Required action >>
Search the material for the string "maturity", then return every line where it is found.

Data to use >>

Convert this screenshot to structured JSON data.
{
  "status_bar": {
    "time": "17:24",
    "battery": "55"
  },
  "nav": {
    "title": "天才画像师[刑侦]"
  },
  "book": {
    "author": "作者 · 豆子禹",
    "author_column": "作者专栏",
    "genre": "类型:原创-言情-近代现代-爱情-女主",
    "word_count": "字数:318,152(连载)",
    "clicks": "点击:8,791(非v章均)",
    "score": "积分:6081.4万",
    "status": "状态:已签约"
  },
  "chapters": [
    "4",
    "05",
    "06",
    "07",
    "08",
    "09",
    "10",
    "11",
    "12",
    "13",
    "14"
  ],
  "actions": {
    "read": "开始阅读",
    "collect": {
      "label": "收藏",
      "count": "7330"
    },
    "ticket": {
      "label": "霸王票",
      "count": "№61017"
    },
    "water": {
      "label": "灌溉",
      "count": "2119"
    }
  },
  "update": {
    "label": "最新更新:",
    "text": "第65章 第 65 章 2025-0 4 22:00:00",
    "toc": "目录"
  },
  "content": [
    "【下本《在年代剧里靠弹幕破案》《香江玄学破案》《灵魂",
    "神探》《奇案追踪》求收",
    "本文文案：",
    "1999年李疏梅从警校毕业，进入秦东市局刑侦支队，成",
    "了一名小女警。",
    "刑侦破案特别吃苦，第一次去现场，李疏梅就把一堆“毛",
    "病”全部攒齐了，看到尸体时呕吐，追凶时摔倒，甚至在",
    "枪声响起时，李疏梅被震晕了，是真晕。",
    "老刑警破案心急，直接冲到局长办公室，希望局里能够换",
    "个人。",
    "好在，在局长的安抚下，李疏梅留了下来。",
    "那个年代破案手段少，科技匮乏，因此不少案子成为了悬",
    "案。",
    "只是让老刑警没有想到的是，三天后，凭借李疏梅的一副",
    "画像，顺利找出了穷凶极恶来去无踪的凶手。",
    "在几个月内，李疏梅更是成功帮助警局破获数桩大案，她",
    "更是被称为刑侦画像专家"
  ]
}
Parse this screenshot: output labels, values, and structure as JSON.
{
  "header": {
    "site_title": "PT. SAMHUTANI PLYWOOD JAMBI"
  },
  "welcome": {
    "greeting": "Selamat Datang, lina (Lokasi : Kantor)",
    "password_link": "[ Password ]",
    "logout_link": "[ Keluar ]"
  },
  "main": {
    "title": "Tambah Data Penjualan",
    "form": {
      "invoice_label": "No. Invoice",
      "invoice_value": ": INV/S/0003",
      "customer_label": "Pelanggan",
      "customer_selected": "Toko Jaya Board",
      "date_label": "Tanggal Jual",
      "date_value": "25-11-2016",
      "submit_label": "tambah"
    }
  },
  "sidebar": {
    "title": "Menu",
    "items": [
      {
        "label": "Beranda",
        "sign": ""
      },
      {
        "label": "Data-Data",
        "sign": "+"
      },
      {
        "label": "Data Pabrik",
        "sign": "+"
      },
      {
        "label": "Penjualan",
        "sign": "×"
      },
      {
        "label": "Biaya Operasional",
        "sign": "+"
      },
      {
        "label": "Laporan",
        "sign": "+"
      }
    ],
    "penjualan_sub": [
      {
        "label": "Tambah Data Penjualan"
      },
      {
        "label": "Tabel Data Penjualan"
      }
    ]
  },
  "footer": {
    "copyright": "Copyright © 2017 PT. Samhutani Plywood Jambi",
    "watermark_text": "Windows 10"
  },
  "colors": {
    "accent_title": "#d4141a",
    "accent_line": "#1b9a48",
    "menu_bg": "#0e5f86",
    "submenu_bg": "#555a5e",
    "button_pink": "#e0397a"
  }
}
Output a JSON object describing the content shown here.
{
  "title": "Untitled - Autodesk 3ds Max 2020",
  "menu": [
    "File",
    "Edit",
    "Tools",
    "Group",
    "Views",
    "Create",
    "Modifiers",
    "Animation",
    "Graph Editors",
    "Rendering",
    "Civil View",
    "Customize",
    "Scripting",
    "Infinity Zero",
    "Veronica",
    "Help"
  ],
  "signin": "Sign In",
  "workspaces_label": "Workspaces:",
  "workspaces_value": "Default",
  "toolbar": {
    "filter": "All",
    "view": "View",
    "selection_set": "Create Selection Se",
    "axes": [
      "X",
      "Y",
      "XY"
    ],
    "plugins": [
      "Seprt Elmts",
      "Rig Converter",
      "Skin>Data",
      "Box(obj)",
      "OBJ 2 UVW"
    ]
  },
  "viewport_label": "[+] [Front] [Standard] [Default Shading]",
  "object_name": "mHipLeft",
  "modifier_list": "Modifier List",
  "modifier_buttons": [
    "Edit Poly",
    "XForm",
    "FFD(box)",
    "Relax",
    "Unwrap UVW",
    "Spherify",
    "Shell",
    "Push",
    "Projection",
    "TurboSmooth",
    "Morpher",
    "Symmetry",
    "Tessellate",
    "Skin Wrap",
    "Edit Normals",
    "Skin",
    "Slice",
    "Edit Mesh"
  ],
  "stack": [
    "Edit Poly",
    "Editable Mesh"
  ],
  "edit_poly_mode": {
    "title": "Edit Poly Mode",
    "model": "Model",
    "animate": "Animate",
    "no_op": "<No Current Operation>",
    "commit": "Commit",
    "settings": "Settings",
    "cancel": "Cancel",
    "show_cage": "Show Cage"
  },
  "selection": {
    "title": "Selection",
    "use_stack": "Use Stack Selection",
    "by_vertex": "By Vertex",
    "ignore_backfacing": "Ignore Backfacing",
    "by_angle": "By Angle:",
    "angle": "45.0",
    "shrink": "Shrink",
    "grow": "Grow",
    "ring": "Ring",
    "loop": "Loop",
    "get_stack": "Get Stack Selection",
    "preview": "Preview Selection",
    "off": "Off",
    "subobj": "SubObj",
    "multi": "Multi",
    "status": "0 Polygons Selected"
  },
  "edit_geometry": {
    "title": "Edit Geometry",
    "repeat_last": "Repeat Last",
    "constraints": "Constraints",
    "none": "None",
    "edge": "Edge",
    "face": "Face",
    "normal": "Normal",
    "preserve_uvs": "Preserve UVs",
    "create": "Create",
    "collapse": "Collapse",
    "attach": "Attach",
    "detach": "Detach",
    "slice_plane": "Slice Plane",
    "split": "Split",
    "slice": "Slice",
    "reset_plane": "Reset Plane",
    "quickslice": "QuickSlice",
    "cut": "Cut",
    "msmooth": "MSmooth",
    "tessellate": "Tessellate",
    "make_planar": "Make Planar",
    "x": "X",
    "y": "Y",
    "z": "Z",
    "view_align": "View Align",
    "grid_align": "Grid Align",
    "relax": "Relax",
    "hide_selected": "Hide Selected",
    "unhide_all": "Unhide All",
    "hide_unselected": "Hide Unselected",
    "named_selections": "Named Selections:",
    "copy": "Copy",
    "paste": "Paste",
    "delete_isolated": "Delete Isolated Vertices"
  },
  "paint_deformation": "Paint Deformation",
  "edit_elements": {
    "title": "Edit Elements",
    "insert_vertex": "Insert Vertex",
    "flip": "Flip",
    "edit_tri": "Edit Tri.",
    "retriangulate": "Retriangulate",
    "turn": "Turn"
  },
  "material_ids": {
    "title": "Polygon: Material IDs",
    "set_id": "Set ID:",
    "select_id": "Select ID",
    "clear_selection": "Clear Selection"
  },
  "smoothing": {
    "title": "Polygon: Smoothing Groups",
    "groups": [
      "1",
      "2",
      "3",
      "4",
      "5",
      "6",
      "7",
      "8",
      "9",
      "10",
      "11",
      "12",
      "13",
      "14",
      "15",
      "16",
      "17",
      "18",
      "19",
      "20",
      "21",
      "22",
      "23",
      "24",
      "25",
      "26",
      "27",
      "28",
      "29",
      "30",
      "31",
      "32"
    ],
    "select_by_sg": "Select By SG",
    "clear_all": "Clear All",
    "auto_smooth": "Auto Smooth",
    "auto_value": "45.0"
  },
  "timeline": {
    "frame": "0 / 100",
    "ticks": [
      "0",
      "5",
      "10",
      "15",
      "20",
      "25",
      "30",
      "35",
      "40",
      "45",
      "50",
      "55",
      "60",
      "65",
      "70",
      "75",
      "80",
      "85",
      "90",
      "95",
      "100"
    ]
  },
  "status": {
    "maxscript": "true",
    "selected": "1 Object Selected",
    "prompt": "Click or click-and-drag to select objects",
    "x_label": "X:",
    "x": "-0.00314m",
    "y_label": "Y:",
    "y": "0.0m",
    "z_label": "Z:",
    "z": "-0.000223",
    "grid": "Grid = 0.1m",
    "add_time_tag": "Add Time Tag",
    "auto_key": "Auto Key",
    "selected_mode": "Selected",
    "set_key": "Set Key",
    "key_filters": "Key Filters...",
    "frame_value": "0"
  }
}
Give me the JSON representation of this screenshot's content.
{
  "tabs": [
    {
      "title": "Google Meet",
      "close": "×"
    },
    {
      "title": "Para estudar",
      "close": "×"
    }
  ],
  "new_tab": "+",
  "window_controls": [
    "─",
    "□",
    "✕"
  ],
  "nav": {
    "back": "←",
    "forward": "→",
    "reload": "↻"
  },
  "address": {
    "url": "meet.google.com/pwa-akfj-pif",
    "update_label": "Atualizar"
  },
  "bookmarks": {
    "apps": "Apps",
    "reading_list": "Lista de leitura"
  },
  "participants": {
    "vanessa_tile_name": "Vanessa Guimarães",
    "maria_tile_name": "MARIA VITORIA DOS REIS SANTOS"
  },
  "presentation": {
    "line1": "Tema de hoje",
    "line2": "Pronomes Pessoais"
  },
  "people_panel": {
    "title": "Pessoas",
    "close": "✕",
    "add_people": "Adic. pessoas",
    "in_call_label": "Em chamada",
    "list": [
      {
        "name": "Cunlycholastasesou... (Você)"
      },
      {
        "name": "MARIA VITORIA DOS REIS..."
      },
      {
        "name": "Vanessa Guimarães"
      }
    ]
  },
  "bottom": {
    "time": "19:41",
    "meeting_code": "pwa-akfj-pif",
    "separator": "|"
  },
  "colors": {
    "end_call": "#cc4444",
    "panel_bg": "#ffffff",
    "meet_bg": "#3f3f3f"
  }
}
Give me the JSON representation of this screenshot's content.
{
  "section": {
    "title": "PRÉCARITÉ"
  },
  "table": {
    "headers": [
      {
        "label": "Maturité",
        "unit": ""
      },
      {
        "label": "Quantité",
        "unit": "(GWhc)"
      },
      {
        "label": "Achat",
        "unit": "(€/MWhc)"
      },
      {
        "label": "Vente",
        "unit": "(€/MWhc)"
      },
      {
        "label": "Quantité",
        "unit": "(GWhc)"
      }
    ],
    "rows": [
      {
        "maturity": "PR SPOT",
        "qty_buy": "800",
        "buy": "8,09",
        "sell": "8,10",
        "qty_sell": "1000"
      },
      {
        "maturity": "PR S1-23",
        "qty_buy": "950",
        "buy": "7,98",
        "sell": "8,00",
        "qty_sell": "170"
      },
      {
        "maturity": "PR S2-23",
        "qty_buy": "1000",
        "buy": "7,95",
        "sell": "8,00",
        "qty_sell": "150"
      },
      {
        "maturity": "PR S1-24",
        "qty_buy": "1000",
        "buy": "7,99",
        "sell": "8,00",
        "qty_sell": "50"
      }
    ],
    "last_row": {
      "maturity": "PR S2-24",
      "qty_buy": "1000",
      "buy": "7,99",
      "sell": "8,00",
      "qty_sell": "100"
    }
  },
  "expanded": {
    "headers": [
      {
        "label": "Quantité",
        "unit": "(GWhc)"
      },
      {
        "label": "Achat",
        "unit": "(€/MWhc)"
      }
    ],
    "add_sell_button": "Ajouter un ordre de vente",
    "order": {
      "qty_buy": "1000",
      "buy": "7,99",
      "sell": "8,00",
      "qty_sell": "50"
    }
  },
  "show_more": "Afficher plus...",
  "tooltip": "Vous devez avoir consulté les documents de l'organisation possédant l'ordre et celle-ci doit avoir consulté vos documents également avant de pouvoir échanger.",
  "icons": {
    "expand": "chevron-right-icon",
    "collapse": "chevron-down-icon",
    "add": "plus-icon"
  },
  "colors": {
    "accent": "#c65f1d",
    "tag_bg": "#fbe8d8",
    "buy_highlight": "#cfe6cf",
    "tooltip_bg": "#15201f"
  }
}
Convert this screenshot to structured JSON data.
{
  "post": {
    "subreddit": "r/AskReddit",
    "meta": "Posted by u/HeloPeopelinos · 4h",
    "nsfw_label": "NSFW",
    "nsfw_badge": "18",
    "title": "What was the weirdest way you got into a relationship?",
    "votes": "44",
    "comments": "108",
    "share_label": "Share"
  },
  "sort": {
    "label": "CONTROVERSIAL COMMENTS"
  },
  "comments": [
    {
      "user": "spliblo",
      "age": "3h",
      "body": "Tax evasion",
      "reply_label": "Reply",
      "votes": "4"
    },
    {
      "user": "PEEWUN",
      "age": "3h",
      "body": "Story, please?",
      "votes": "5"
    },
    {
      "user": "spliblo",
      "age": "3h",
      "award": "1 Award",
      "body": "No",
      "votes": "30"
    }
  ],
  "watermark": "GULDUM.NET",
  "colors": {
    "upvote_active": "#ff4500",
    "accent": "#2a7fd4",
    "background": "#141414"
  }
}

Task solution >>
        "maturity": "PR SPOT",
        "maturity": "PR S1-23",
        "maturity": "PR S2-23",
        "maturity": "PR S1-24",
      "maturity": "PR S2-24",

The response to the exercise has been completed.